With the move to an expressly Singaporean model, of rigidity and inflexiblity in court procedure, there are nowextreme sanctions for non compliance. Insurance companies who fail to comply with Protocol requirements, or who do not act promptly to set aside default judgments, can expect little leeway. Non-compliance generates more  costs, through dropping out of Portal schemes, the reasonable issue of proceedings, and applications for sanctions for non-compliance. Conversely, the claimants’ solicitors can and should have their claim ready, with documents, and statements in place to force the pace once issued.

4. Costs budgeting

The costs budgeting rules represent a clear opportunity for the likely receiving party’s costs to be ratcheted up, at the start of the case. First as they have no application at all to pre-issue costs, a solicitor is free to spend what he wants prior to the issue of proceedings and will do so, to avoid any potential strictures of budgeting. Something like 2/3 to 3/4 of all costs, are incurred pre-issue.

Secondly it gives an excellent opportunity, to establish hourly rates, document time and overall levels of costs anchoring expectations for a detailed assessment, promoting unease in the mind of the likely paying party.

5. More issued claims

The carefully constructed Fixed Fee matrix for Fast Track cases, positively encourages claimants to issue proceedings, and to run them to as late in the day as possible as the longer the case goes on, the higher the costs recovered, per case.

6. The chilling effect of QUOCS

The realisation that in the vast majority of cases that even a successful defendant, will have to stand its own costs, due to the regime of Qualified One Way Costs Shifting, means that each and every case, now has a settlement value.

In circumstances, where a lost case means that the costs Order, does not even count as an unsatisfied judgment, means that, again, built into the system is an incentive to run every case, that a claimants solicitors practice has.

Moreover, even if a defendant successfully couches a part 36 offer which it succeeds on at trial, as its own costs can only be set off against the claimant’s damages, not damages and the claimant’s costs, the situation will arise where a claimant’s damages are wiped out to zero, but his solicitors will still recover substantial costs, up to the point in time that the part 36 bites.

7. Part 36 offers in detailed assessment proceedings

These are utterly unnecessary, where a regime of provisional assessment is in place to control costs.
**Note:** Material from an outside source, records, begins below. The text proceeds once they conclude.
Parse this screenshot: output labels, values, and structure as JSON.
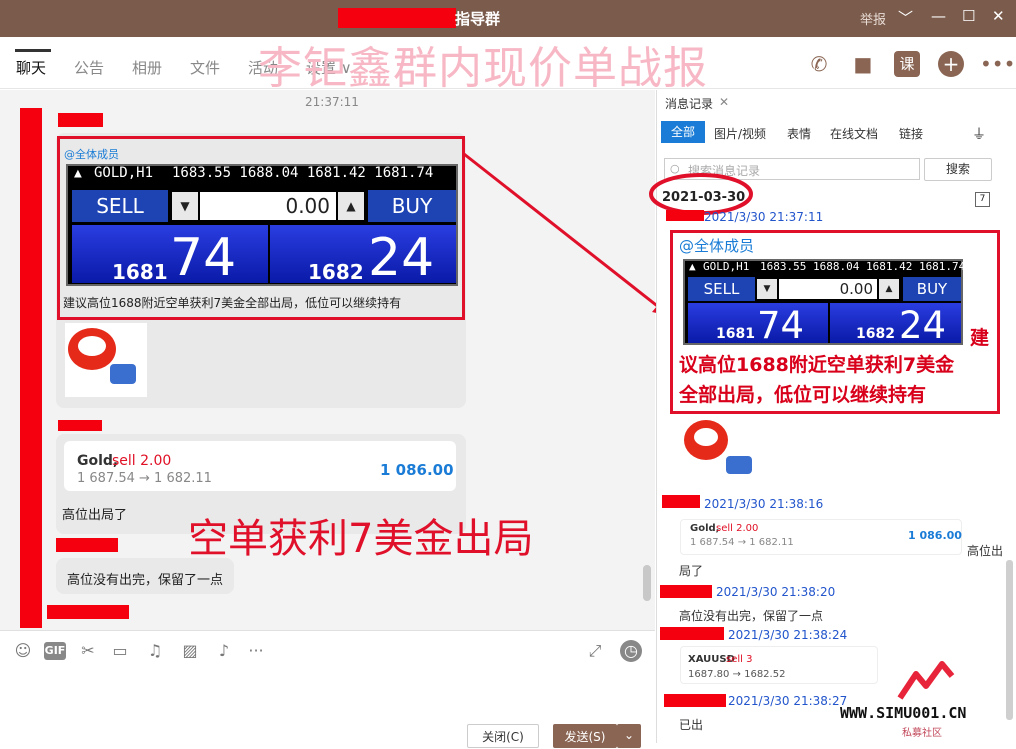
{
  "window": {
    "title": "指导群",
    "report": "举报",
    "min": "﹀",
    "restore": "—",
    "max": "☐",
    "close": "✕"
  },
  "tabs": [
    {
      "label": "聊天"
    },
    {
      "label": "公告"
    },
    {
      "label": "相册"
    },
    {
      "label": "文件"
    },
    {
      "label": "活动"
    },
    {
      "label": "设置 ∨"
    }
  ],
  "watermark": "李钜鑫群内现价单战报",
  "chat": {
    "time": "21:37:11",
    "mention": "@全体成员",
    "widget": {
      "symbol": "GOLD,H1",
      "quote": "1683.55 1688.04 1681.42 1681.74",
      "sell": "SELL",
      "buy": "BUY",
      "volume": "0.00",
      "sell_small": "1681",
      "sell_big": "74",
      "buy_small": "1682",
      "buy_big": "24"
    },
    "msg1_text": "建议高位1688附近空单获利7美金全部出局，低位可以继续持有",
    "trade_card": {
      "symbol": "Gold,",
      "side": "sell 2.00",
      "prices": "1 687.54 → 1 682.11",
      "profit": "1 086.00"
    },
    "msg2_text": "高位出局了",
    "overlay_text": "空单获利7美金出局",
    "msg3_text": "高位没有出完，保留了一点"
  },
  "input": {
    "close_btn": "关闭(C)",
    "send_btn": "发送(S)",
    "send_arrow": "⌄"
  },
  "side": {
    "tab_title": "消息记录",
    "tab_close": "✕",
    "filters": [
      "全部",
      "图片/视频",
      "表情",
      "在线文档",
      "链接"
    ],
    "search_placeholder": "搜索消息记录",
    "search_btn": "搜索",
    "date": "2021-03-30",
    "cal_day": "7",
    "m1_time": "2021/3/30 21:37:11",
    "m1_mention": "@全体成员",
    "m1_red_text": "建议高位1688附近空单获利7美金全部出局，低位可以继续持有",
    "m1_red_first": "建",
    "m1_red_rest1": "议高位1688附近空单获利7美金",
    "m1_red_rest2": "全部出局，低位可以继续持有",
    "m2_time": "2021/3/30 21:38:16",
    "m2_card": {
      "symbol": "Gold,",
      "side": "sell 2.00",
      "prices": "1 687.54 → 1 682.11",
      "profit": "1 086.00"
    },
    "m2_text_a": "高位出",
    "m2_text_b": "局了",
    "m3_time": "2021/3/30 21:38:20",
    "m3_text": "高位没有出完，保留了一点",
    "m4_time": "2021/3/30 21:38:24",
    "m4_card": {
      "symbol": "XAUUSD",
      "side": "sell 3",
      "prices": "1687.80 → 1682.52"
    },
    "m5_time": "2021/3/30 21:38:27",
    "m5_text": "已出"
  },
  "logo": {
    "text": "WWW.SIMU001.CN",
    "sub": "私募社区"
  },
  "colors": {
    "titlebar": "#7b5c4c",
    "accent_red": "#e0102a",
    "blue": "#1a7cd6"
  }
}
But if a receiving party can couch a part 36 offer accurately for the purposes of an assessment  then they will receive not only 10% of the costs of the bill, but part 36 interest on the costs on the bill, indemnity costs of the detailed assessment and part 36 interest on the detailed assessment costs. Thus, with one stroke, the £1500 cap on assessment costs prescribed by provisional assessment, can be made otiose.

8. Damages based agreements (DBAs), BTE and the Small Claims Track

If the Small Claims Track limit is raised to £5000 for personal injury claims, then those claims will not disappear. Instead, the 70% of motorists who have BTE, will have a positive incentive to use it and those who don’t have BTE, or if BTE is withdrawn in its current form, will have an incentive to use Damages Based Agreements (DBAs) or appropriately drafted CFA Lites with waivers, to continue to litigate the case: which would mean lower damages for claimants, but potentially higher fees for solicitors than those prescribed, by for example, the Portal scheme.